- **To do**: What's needed is a word-for-word retyping of the entries below, pictures omitted.

- **Records provided**:
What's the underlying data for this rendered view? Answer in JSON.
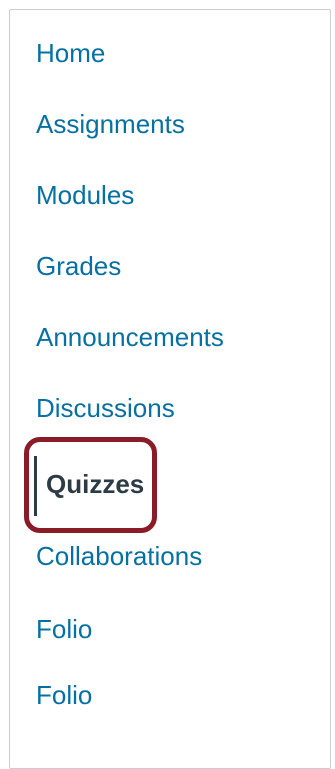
{
  "course_nav": {
    "items": [
      {
        "label": "Home",
        "active": false
      },
      {
        "label": "Assignments",
        "active": false
      },
      {
        "label": "Modules",
        "active": false
      },
      {
        "label": "Grades",
        "active": false
      },
      {
        "label": "Announcements",
        "active": false
      },
      {
        "label": "Discussions",
        "active": false
      },
      {
        "label": "Quizzes",
        "active": true
      },
      {
        "label": "Collaborations",
        "active": false
      },
      {
        "label": "Folio",
        "active": false
      },
      {
        "label": "Folio",
        "active": false
      }
    ]
  },
  "colors": {
    "link": "#0770a3",
    "active_text": "#2d3b45",
    "highlight_border": "#8a1c27",
    "panel_border": "#c7cdd1"
  }
}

- **Exercise solution**:
What's the underlying data for this rendered view? Answer in JSON.
{
  "course_nav": {
    "items": [
      {
        "label": "Home",
        "active": false
      },
      {
        "label": "Assignments",
        "active": false
      },
      {
        "label": "Modules",
        "active": false
      },
      {
        "label": "Grades",
        "active": false
      },
      {
        "label": "Announcements",
        "active": false
      },
      {
        "label": "Discussions",
        "active": false
      },
      {
        "label": "Quizzes",
        "active": true
      },
      {
        "label": "Collaborations",
        "active": false
      },
      {
        "label": "Folio",
        "active": false
      },
      {
        "label": "Folio",
        "active": false
      }
    ]
  },
  "colors": {
    "link": "#0770a3",
    "active_text": "#2d3b45",
    "highlight_border": "#8a1c27",
    "panel_border": "#c7cdd1"
  }
}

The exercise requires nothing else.